→ **BRIEF**: Reproduce exactly the line containing "Convert this screenshot" and every line after it, through the last line of the records below; add nothing.

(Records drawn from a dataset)
..............................
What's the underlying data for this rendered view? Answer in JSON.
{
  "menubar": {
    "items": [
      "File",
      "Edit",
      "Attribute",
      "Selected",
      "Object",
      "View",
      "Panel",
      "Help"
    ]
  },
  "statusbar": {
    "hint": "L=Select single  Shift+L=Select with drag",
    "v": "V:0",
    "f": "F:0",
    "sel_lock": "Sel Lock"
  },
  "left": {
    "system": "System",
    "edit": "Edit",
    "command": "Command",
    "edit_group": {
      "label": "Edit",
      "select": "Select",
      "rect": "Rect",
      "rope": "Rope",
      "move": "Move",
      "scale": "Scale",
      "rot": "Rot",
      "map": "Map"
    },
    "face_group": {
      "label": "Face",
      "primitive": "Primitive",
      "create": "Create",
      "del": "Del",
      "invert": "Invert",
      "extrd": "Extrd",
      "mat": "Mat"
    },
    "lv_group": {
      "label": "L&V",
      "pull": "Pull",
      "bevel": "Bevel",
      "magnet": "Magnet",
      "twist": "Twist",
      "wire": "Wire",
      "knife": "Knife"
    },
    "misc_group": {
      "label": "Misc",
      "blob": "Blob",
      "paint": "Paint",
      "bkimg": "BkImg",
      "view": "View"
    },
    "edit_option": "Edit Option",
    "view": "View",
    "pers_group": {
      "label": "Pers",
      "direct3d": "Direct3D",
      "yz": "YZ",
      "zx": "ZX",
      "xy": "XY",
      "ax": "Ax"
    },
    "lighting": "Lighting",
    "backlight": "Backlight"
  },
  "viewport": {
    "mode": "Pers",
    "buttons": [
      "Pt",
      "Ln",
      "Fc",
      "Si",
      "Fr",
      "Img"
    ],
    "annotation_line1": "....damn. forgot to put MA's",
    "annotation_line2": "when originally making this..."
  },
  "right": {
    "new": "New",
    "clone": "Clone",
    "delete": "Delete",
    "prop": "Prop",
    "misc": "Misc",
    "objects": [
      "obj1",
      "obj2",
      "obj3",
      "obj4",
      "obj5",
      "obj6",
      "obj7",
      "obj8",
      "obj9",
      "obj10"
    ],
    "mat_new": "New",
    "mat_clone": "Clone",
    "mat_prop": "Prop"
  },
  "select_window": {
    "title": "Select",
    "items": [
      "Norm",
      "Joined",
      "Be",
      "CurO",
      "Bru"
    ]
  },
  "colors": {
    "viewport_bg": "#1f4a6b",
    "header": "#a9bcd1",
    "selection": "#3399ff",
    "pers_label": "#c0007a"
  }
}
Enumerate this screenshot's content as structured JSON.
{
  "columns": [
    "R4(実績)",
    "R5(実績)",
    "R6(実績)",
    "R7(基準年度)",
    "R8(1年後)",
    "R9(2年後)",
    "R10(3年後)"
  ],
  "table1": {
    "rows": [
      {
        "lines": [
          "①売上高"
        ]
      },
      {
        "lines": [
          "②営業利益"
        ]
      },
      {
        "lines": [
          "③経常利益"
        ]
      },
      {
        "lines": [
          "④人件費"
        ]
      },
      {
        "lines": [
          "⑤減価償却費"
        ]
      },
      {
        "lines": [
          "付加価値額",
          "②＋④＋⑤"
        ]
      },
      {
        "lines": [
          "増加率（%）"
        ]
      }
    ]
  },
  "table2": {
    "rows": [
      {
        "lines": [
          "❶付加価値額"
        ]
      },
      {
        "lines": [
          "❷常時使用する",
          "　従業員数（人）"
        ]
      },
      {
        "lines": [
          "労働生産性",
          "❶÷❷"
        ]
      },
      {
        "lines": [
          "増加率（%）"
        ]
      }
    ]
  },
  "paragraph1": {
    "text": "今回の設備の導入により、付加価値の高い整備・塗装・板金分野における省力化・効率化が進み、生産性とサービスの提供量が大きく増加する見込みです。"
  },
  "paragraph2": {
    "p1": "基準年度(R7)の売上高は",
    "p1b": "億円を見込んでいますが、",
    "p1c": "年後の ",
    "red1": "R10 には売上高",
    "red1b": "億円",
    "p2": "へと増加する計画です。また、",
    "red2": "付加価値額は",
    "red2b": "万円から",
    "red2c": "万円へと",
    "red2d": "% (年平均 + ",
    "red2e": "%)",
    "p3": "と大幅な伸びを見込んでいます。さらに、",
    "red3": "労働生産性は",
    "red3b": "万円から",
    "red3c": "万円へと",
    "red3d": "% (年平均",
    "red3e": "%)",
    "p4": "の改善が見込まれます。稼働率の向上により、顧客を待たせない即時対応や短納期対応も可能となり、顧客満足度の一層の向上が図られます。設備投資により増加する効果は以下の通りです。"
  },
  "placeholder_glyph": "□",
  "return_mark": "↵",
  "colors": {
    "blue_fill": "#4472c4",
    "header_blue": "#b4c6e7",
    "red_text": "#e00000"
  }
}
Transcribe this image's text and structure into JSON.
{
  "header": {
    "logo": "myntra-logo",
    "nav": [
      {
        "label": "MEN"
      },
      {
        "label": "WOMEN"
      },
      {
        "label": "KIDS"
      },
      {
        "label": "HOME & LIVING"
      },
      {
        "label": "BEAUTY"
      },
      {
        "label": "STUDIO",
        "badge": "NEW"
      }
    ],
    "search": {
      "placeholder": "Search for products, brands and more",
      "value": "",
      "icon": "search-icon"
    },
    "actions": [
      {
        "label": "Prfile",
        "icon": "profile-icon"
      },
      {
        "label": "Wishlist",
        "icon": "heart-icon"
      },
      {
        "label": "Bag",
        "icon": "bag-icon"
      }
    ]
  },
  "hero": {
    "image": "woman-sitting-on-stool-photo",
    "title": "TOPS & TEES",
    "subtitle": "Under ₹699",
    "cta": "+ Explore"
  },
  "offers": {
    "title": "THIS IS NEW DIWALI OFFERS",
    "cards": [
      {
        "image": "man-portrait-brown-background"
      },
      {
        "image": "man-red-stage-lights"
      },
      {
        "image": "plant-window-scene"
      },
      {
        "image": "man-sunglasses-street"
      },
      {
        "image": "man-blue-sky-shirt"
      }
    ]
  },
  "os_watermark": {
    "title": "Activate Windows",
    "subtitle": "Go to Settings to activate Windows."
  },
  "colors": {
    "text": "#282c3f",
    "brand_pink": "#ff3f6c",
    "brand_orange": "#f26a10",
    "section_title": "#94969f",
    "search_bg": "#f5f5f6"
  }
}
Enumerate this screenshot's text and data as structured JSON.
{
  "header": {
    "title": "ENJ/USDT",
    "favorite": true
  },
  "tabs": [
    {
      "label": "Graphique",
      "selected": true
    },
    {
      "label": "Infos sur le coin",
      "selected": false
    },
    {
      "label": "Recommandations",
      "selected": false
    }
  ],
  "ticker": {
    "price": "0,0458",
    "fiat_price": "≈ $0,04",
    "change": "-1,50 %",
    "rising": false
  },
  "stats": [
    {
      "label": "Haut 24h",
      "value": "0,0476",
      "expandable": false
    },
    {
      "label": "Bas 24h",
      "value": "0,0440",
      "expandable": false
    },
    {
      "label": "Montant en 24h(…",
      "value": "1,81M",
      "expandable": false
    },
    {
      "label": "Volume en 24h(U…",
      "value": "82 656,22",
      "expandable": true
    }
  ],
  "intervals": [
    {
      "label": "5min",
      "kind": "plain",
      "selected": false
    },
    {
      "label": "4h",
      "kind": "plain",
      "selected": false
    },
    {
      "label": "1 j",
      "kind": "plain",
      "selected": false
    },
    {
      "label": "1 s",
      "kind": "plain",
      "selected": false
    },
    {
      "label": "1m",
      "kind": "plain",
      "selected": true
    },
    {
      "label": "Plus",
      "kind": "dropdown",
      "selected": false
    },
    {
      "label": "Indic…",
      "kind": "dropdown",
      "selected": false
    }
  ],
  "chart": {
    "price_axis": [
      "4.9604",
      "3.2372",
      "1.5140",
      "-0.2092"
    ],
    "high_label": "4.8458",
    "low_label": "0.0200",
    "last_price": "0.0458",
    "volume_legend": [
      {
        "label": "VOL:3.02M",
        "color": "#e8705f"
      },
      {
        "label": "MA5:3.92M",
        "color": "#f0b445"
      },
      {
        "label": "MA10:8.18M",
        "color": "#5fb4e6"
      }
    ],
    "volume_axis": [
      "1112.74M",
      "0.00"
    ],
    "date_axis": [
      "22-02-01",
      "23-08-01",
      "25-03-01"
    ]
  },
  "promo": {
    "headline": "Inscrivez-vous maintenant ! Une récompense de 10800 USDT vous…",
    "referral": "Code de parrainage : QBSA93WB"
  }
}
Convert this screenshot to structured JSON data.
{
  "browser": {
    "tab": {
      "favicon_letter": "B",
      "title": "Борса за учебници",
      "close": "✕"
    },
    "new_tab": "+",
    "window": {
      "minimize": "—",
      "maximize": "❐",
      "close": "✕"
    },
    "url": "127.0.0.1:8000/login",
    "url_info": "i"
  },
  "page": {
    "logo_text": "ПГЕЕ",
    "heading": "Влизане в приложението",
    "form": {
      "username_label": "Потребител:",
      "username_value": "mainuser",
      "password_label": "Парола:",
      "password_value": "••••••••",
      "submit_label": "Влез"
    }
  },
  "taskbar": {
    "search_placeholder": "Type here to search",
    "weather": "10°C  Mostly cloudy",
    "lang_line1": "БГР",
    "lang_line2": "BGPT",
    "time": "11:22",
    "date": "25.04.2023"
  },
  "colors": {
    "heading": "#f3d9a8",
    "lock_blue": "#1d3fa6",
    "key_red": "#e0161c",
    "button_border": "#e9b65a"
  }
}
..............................
→ **OUTPUT BELOW**:
Convert this screenshot to structured JSON data.
{
  "browser": {
    "tab": {
      "favicon_letter": "B",
      "title": "Борса за учебници",
      "close": "✕"
    },
    "new_tab": "+",
    "window": {
      "minimize": "—",
      "maximize": "❐",
      "close": "✕"
    },
    "url": "127.0.0.1:8000/login",
    "url_info": "i"
  },
  "page": {
    "logo_text": "ПГЕЕ",
    "heading": "Влизане в приложението",
    "form": {
      "username_label": "Потребител:",
      "username_value": "mainuser",
      "password_label": "Парола:",
      "password_value": "••••••••",
      "submit_label": "Влез"
    }
  },
  "taskbar": {
    "search_placeholder": "Type here to search",
    "weather": "10°C  Mostly cloudy",
    "lang_line1": "БГР",
    "lang_line2": "BGPT",
    "time": "11:22",
    "date": "25.04.2023"
  },
  "colors": {
    "heading": "#f3d9a8",
    "lock_blue": "#1d3fa6",
    "key_red": "#e0161c",
    "button_border": "#e9b65a"
  }
}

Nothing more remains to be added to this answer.